## WHAT IS EXPECTED
Among these entries, how many lines contain "label"? Say the number and nothing else.
*** INFORMATION PROVIDED Section Begins ***
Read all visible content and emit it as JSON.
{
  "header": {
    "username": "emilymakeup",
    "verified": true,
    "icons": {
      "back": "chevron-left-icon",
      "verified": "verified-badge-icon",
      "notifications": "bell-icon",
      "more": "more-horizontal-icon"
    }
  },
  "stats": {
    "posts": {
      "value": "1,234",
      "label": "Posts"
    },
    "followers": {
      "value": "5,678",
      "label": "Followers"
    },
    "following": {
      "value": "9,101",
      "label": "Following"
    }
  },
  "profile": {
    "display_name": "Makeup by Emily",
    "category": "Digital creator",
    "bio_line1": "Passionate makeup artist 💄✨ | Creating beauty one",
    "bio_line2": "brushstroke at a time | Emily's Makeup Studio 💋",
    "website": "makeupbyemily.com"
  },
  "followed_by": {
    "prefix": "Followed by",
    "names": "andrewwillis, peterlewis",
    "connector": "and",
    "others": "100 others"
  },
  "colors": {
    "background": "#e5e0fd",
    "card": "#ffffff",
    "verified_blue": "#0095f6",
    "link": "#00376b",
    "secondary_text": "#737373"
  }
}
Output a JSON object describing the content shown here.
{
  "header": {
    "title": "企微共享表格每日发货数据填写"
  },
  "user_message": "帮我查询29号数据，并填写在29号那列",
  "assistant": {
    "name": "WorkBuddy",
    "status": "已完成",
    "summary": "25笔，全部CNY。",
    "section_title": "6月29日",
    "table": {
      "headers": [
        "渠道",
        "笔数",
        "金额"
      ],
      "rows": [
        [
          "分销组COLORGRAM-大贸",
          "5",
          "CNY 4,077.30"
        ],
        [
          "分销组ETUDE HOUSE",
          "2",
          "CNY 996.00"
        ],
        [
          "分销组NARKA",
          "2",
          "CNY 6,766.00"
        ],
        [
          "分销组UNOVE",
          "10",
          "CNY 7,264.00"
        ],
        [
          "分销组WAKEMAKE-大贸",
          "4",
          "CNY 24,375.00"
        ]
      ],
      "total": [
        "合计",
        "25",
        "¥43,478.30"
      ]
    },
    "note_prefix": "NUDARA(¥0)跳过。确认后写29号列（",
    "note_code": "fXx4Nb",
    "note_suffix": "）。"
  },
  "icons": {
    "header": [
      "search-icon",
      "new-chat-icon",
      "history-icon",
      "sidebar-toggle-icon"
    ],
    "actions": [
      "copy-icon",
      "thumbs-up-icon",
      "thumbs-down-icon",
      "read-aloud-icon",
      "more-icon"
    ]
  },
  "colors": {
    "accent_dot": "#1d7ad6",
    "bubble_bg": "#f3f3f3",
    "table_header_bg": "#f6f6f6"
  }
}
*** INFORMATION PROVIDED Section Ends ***
## YOUR SOLUTION
3